The Qtum Foundation has several high-profile backers, including the Bitcoin.com’s Roger Ver and Jeremy Gardner, an early crypto investor turned skincare professional, co-founder of Augur and EIR in Blockchain Capital.
What Makes Qtum Unique?
Qtum is a general purpose blockchain that tries to address four issues its founders found most problematic in BTC and ETH blockchain platforms: interoperability, governance, rigidity and costliness of proof-of-work mechanism and difficulty of connecting smart contracts with real life applications. The Qtum blockchain has two unique technologies that aim to solve that: Account Abstraction Layer (AAL) and Decentralized Governance Protocol (DGP).
The Account Abstraction Layer integrates the UTXO (Unspent Transaction Output) account layer inherited from Bitcoin with the smart contract layer, inspired by Ethereum. It allows users to build applications and host them on virtual machines, including the Ethereum Virtual Machine (EVM), and the x86 virtual machine. It also supports i686 instruction set and several programming languages like C, C++, Rust and Python, which makes it very easy to adopt existing apps and compile for Qtum. Not only does it allow turing-complete smart contracts, Qtum also plans to integrate common programming libraries in the form of smart contracts.

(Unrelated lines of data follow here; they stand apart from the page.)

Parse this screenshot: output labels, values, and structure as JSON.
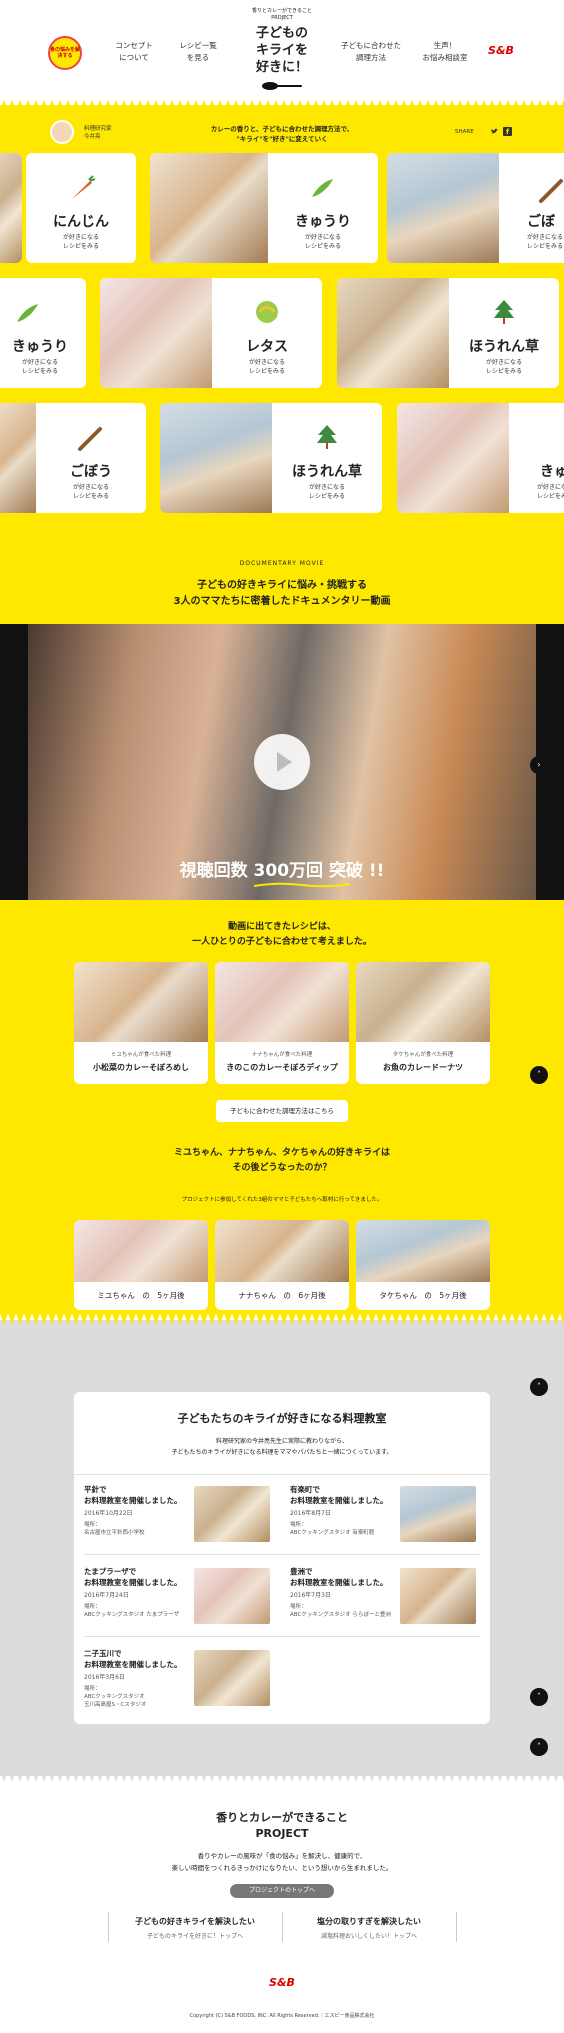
{
  "header": {
    "brand_sub": "香りとカレーができること PROJECT",
    "brand_title_1": "子どもの",
    "brand_title_2": "キライを",
    "brand_title_3": "好きに！",
    "nav": [
      {
        "label_1": "コンセプト",
        "label_2": "について"
      },
      {
        "label_1": "レシピ一覧",
        "label_2": "を見る"
      },
      {
        "label_1": "子どもに合わせた",
        "label_2": "調理方法"
      },
      {
        "label_1": "生声！",
        "label_2": "お悩み相談室"
      }
    ],
    "logo_badge": "食の悩みを解決する",
    "sb_logo": "S&B"
  },
  "tagline": {
    "person_1": "料理研究家",
    "person_2": "今井亮",
    "text_1": "カレーの香りと、子どもに合わせた調理方法で、",
    "text_2": "\"キライ\"を\"好き\"に変えていく",
    "share": "SHARE",
    "twitter_icon": "twitter-icon",
    "facebook_icon": "facebook-icon"
  },
  "vegetable_cards": {
    "sub_1": "が好きになる",
    "sub_2": "レシピをみる",
    "row1": [
      "にんじん",
      "きゅうり",
      "ごぼ"
    ],
    "row2": [
      "きゅうり",
      "レタス",
      "ほうれん草"
    ],
    "row3": [
      "ごぼう",
      "ほうれん草",
      "きゅ"
    ]
  },
  "documentary": {
    "eyebrow": "DOCUMENTARY MOVIE",
    "title_1": "子どもの好きキライに悩み・挑戦する",
    "title_2": "3人のママたちに密着したドキュメンタリー動画",
    "views": "視聴回数 300万回 突破 !!",
    "play_icon": "play-icon"
  },
  "recipes_section": {
    "title_1": "動画に出てきたレシピは、",
    "title_2": "一人ひとりの子どもに合わせて考えました。",
    "cards": [
      {
        "sub": "ミユちゃんが食べた料理",
        "name": "小松菜のカレーそぼろめし"
      },
      {
        "sub": "ナナちゃんが食べた料理",
        "name": "きのこのカレーそぼろディップ"
      },
      {
        "sub": "タケちゃんが食べた料理",
        "name": "お魚のカレードーナツ"
      }
    ],
    "method_button": "子どもに合わせた調理方法はこちら"
  },
  "after_section": {
    "title_1": "ミユちゃん、ナナちゃん、タケちゃんの好きキライは",
    "title_2": "その後どうなったのか？",
    "note": "プロジェクトに参加してくれた3組のママと子どもたちへ取材に行ってきました。",
    "cards": [
      "ミユちゃん　の　5ヶ月後",
      "ナナちゃん　の　6ヶ月後",
      "タケちゃん　の　5ヶ月後"
    ]
  },
  "cooking_class": {
    "title": "子どもたちのキライが好きになる料理教室",
    "desc_1": "料理研究家の今井亮先生に実際に教わりながら、",
    "desc_2": "子どもたちのキライが好きになる料理をママやパパたちと一緒につくっています。",
    "items": [
      {
        "title_1": "平針で",
        "title_2": "お料理教室を開催しました。",
        "date": "2016年10月22日",
        "venue_label": "場所：",
        "venue": "名古屋市立平針西小学校"
      },
      {
        "title_1": "有楽町で",
        "title_2": "お料理教室を開催しました。",
        "date": "2016年8月7日",
        "venue_label": "場所：",
        "venue": "ABCクッキングスタジオ 有楽町館"
      },
      {
        "title_1": "たまプラーザで",
        "title_2": "お料理教室を開催しました。",
        "date": "2016年7月24日",
        "venue_label": "場所：",
        "venue": "ABCクッキングスタジオ たまプラーザ"
      },
      {
        "title_1": "豊洲で",
        "title_2": "お料理教室を開催しました。",
        "date": "2016年7月3日",
        "venue_label": "場所：",
        "venue": "ABCクッキングスタジオ ららぽーと豊洲"
      },
      {
        "title_1": "二子玉川で",
        "title_2": "お料理教室を開催しました。",
        "date": "2016年3月6日",
        "venue_label": "場所：",
        "venue_1": "ABCクッキングスタジオ",
        "venue_2": "玉川高島屋S・Cスタジオ"
      }
    ]
  },
  "project": {
    "title_1": "香りとカレーができること",
    "title_2": "PROJECT",
    "desc_1": "香りやカレーの風味が「食の悩み」を解決し、健康的で、",
    "desc_2": "楽しい時間をつくれるきっかけになりたい、という想いから生まれました。",
    "top_button": "プロジェクトのトップへ",
    "links": [
      {
        "title": "子どもの好きキライを解決したい",
        "sub": "子どものキライを好きに！トップへ"
      },
      {
        "title": "塩分の取りすぎを解決したい",
        "sub": "減塩料理おいしくしたい！トップへ"
      }
    ]
  },
  "footer": {
    "logo": "S&B",
    "copyright": "Copyright (C) S&B FOODS, INC. All Rights Reserved.｜エスビー食品株式会社"
  },
  "colors": {
    "accent": "#ffe800",
    "gray": "#dcdcdc",
    "text": "#222222"
  }
}
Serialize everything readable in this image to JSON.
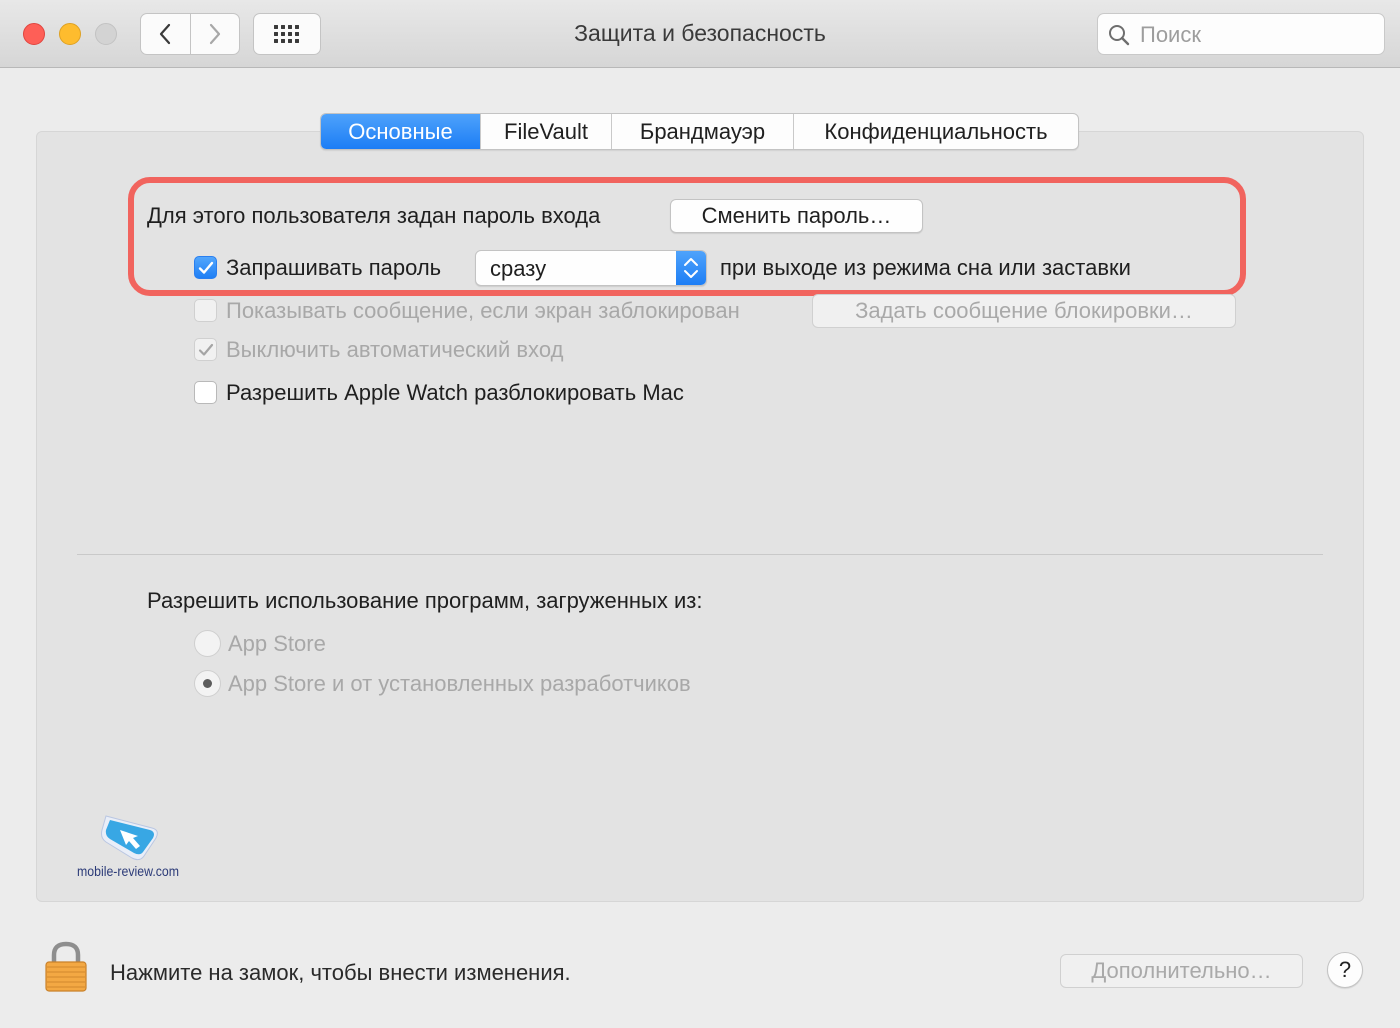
{
  "window": {
    "title": "Защита и безопасность",
    "search_placeholder": "Поиск"
  },
  "tabs": [
    {
      "label": "Основные",
      "active": true
    },
    {
      "label": "FileVault",
      "active": false
    },
    {
      "label": "Брандмауэр",
      "active": false
    },
    {
      "label": "Конфиденциальность",
      "active": false
    }
  ],
  "general": {
    "password_set_text": "Для этого пользователя задан пароль входа",
    "change_password_button": "Сменить пароль…",
    "require_password": {
      "label": "Запрашивать пароль",
      "checked": true
    },
    "require_password_delay": "сразу",
    "require_password_suffix": "при выходе из режима сна или заставки",
    "show_message": {
      "label": "Показывать сообщение, если экран заблокирован",
      "checked": false,
      "enabled": false
    },
    "set_lock_message_button": "Задать сообщение блокировки…",
    "disable_auto_login": {
      "label": "Выключить автоматический вход",
      "checked": true,
      "enabled": false
    },
    "apple_watch_unlock": {
      "label": "Разрешить Apple Watch разблокировать Mac",
      "checked": false
    }
  },
  "downloads": {
    "heading": "Разрешить использование программ, загруженных из:",
    "options": [
      {
        "label": "App Store",
        "selected": false
      },
      {
        "label": "App Store и от установленных разработчиков",
        "selected": true
      }
    ]
  },
  "watermark": {
    "text": "mobile-review.com"
  },
  "footer": {
    "lock_text": "Нажмите на замок, чтобы внести изменения.",
    "advanced_button": "Дополнительно…",
    "help_button": "?"
  },
  "colors": {
    "accent": "#1c7df5",
    "highlight_border": "#f1645e",
    "close": "#fe5f57",
    "minimize": "#febc2e"
  }
}
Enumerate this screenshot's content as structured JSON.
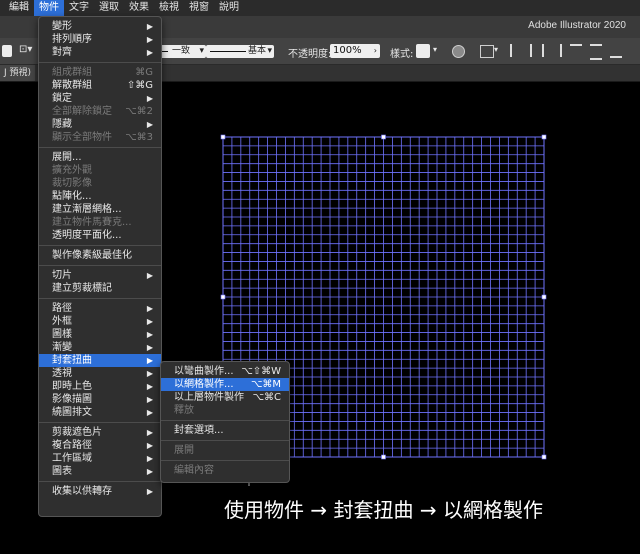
{
  "menubar": [
    "編輯",
    "物件",
    "文字",
    "選取",
    "效果",
    "檢視",
    "視窗",
    "說明"
  ],
  "app_title": "Adobe Illustrator 2020",
  "control": {
    "stroke_style": "一致",
    "brush": "基本",
    "opacity_label": "不透明度:",
    "opacity_value": "100%",
    "style_label": "樣式:"
  },
  "doc_tab": "J 預視)",
  "object_menu": [
    {
      "label": "變形",
      "arrow": true
    },
    {
      "label": "排列順序",
      "arrow": true
    },
    {
      "label": "對齊",
      "arrow": true
    },
    {
      "sep": true
    },
    {
      "label": "組成群組",
      "shortcut": "⌘G",
      "disabled": true
    },
    {
      "label": "解散群組",
      "shortcut": "⇧⌘G"
    },
    {
      "label": "鎖定",
      "arrow": true
    },
    {
      "label": "全部解除鎖定",
      "shortcut": "⌥⌘2",
      "disabled": true
    },
    {
      "label": "隱藏",
      "arrow": true
    },
    {
      "label": "顯示全部物件",
      "shortcut": "⌥⌘3",
      "disabled": true
    },
    {
      "sep": true
    },
    {
      "label": "展開..."
    },
    {
      "label": "擴充外觀",
      "disabled": true
    },
    {
      "label": "裁切影像",
      "disabled": true
    },
    {
      "label": "點陣化..."
    },
    {
      "label": "建立漸層網格..."
    },
    {
      "label": "建立物件馬賽克...",
      "disabled": true
    },
    {
      "label": "透明度平面化..."
    },
    {
      "sep": true
    },
    {
      "label": "製作像素級最佳化"
    },
    {
      "sep": true
    },
    {
      "label": "切片",
      "arrow": true
    },
    {
      "label": "建立剪裁標記"
    },
    {
      "sep": true
    },
    {
      "label": "路徑",
      "arrow": true
    },
    {
      "label": "外框",
      "arrow": true
    },
    {
      "label": "圖樣",
      "arrow": true
    },
    {
      "label": "漸變",
      "arrow": true
    },
    {
      "label": "封套扭曲",
      "arrow": true,
      "highlight": true
    },
    {
      "label": "透視",
      "arrow": true
    },
    {
      "label": "即時上色",
      "arrow": true
    },
    {
      "label": "影像描圖",
      "arrow": true
    },
    {
      "label": "繞圖排文",
      "arrow": true
    },
    {
      "sep": true
    },
    {
      "label": "剪裁遮色片",
      "arrow": true
    },
    {
      "label": "複合路徑",
      "arrow": true
    },
    {
      "label": "工作區域",
      "arrow": true
    },
    {
      "label": "圖表",
      "arrow": true
    },
    {
      "sep": true
    },
    {
      "label": "收集以供轉存",
      "arrow": true
    }
  ],
  "envelope_submenu": [
    {
      "label": "以彎曲製作...",
      "shortcut": "⌥⇧⌘W"
    },
    {
      "label": "以網格製作...",
      "shortcut": "⌥⌘M",
      "highlight": true
    },
    {
      "label": "以上層物件製作",
      "shortcut": "⌥⌘C"
    },
    {
      "label": "釋放",
      "disabled": true
    },
    {
      "sep": true
    },
    {
      "label": "封套選項..."
    },
    {
      "sep": true
    },
    {
      "label": "展開",
      "disabled": true
    },
    {
      "sep": true
    },
    {
      "label": "編輯內容",
      "disabled": true
    }
  ],
  "caption": "使用物件 → 封套扭曲 → 以網格製作",
  "colors": {
    "accent": "#2d6fd8",
    "grid": "#6f73ff",
    "menu_bg": "#2f2f2f"
  }
}
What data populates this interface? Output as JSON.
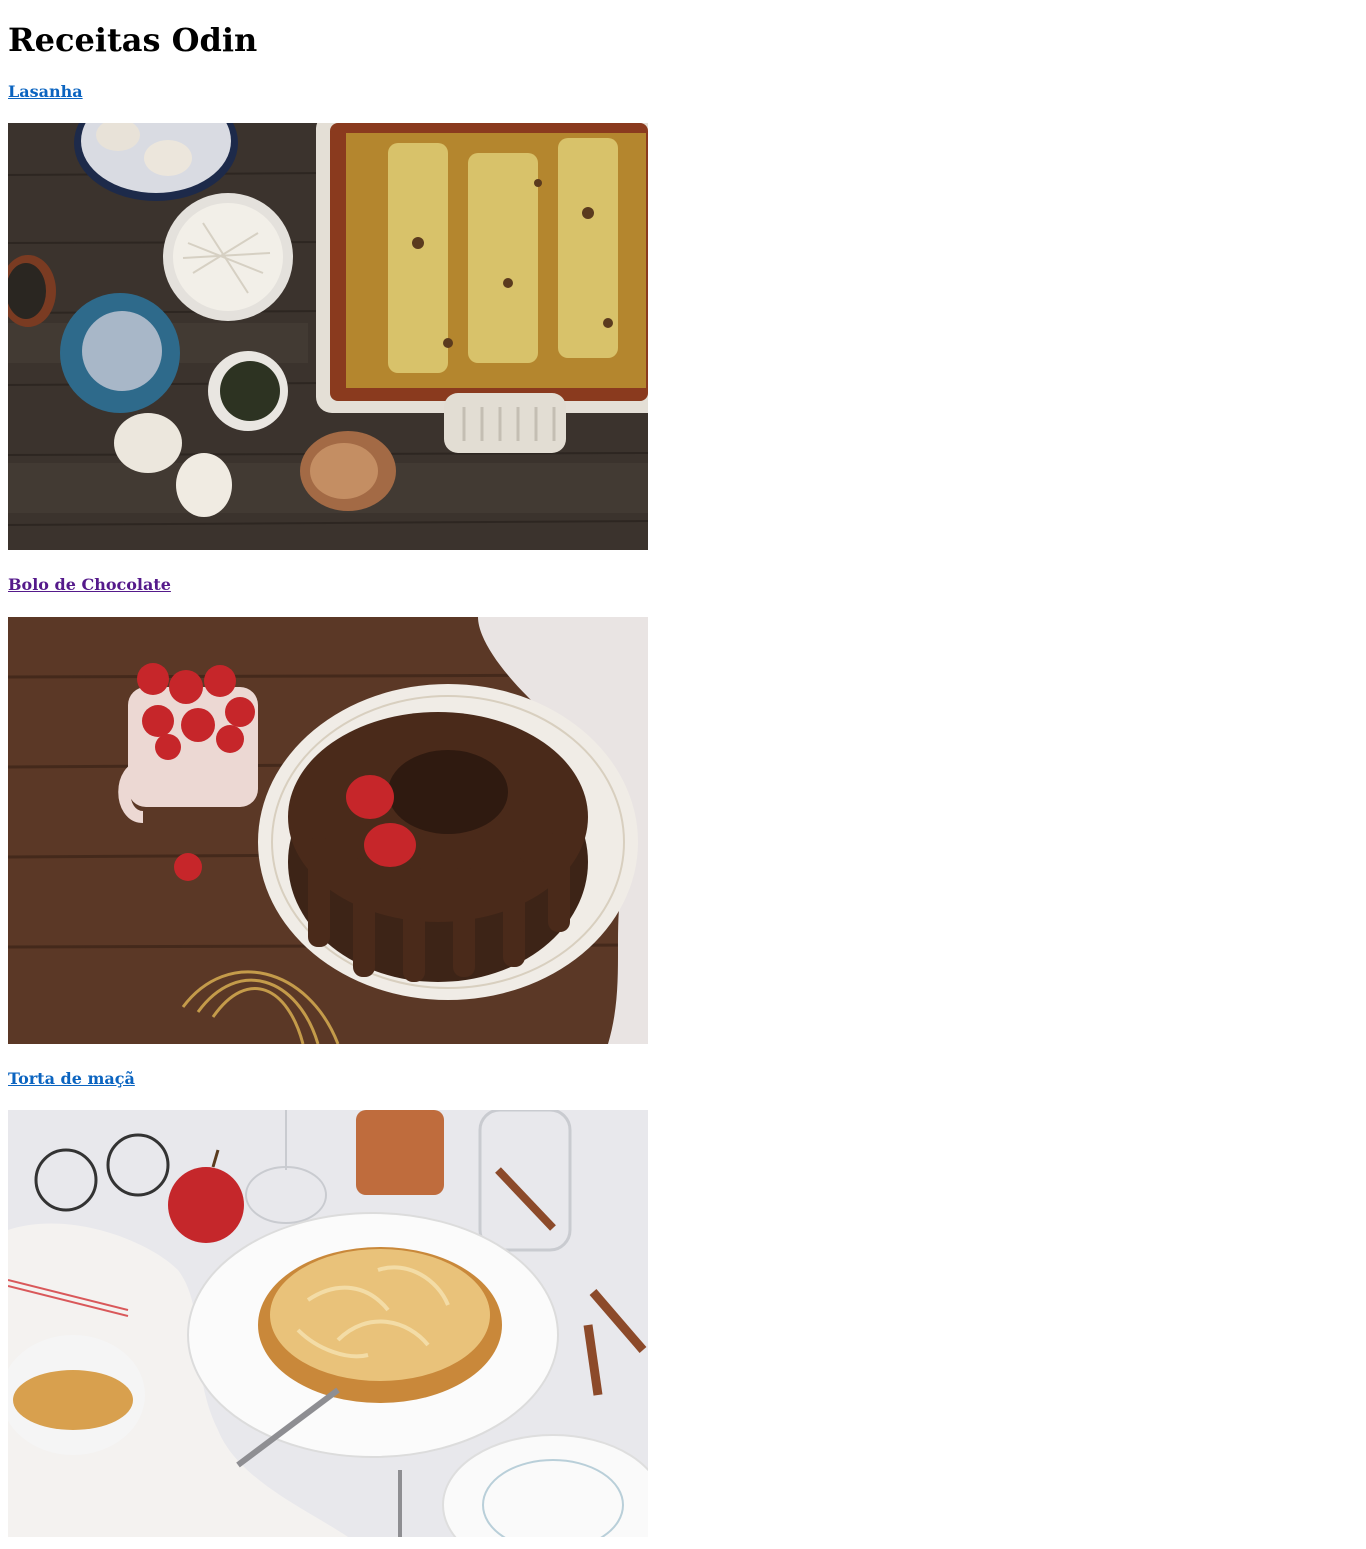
{
  "page": {
    "title": "Receitas Odin"
  },
  "recipes": [
    {
      "label": "Lasanha",
      "visited": false,
      "image": "lasagna-photo"
    },
    {
      "label": "Bolo de Chocolate",
      "visited": true,
      "image": "chocolate-cake-photo"
    },
    {
      "label": "Torta de maçã",
      "visited": false,
      "image": "apple-pie-photo"
    }
  ],
  "colors": {
    "link_unvisited": "#0b64c0",
    "link_visited": "#551a8b"
  }
}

The Decentralized Governance Protocol allows smart contracts to change the core parameters of the network such as block size and gas fees without ever needing to hard fork the blockchain, which may save a lot of trouble as the network is evolving. Miners (stakers), developers and QTUM holders within the entire ecosystem are involved in blockchain governance through voting, and the blockchain can realize self-management, upgrades and iteration.
How Many Qtum (QTUM) Coins Are There in Circulation?
According to the Qtum whitepaper, the initial supply of QTUM coins was 100 million, all of which were minted instantly before the project went online. 51 million coins were sold to the public through an ICO process in March 2017. Over that, 8 million coins went to the early private investors and 12 million were allocated to the project team with a four-year lock-up. The rest is controlled by the Qtum Chain Foundation, a non-profit company registered in Singapore, which will receive it in four parts by March-2021. These are 20 million coins allocated for business development purposes and 9% for academic research and promotion.
The coin supply is not fixed, new tokens can be mined with block reward halving every four years from the initial block reward subsidy of 4.0 QTUM per block, going through seven halvings to eventually reaching zero by year 2045, when the maximum supply will reach 107,822,406 QTUM.
How Is the Qtum Network Secured?
The technical approach to Qtum is not the same as Bitcoin and Ethereum currently use. Qtum chose the MPoS (mutualized proof-of-stake) consensus mechanism for network security. It is a modified version of Proof-of-Stake 3.0.
The protocol incentivizes users to keep their coins locked to facilitate and secure the block validation. This is called staking. Confirming each block is a competition between coin holders, where based on connectivity to the network and random chance they get to right to validate the block. Unlike the early PoS protocols, here the block reward is constant and does not depend on coin age for determining the likeliness of getting it. The rewards are spread proportionally to the stake, so the more coins are staked, the more reward the user gets. On top of that, the MPoS protocol is protected against “junk contract” attacks by splitting 10% of the block reward between the block producing miner and nine previous miners and delaying the remaining 90% by 500 blocks in the future.
Unlike the proof-of-work mechanism used in Bitcoin, the proof-of-stake algorithms are significantly less costly to maintain, are more environmentally friendly and can provide a great deal of decentralization, which is the cornerstone of blockchain security.
Where Can You Buy Qtum (QTUM)?
QTUM is a freely-tradable token, available on most exchanges. Pairs available for trading include Bitcoin and altcoins, stablecoins and fiat money.
New to crypto and want to know how to buy Bitcoin (BTC) or any other token? Find out the details here.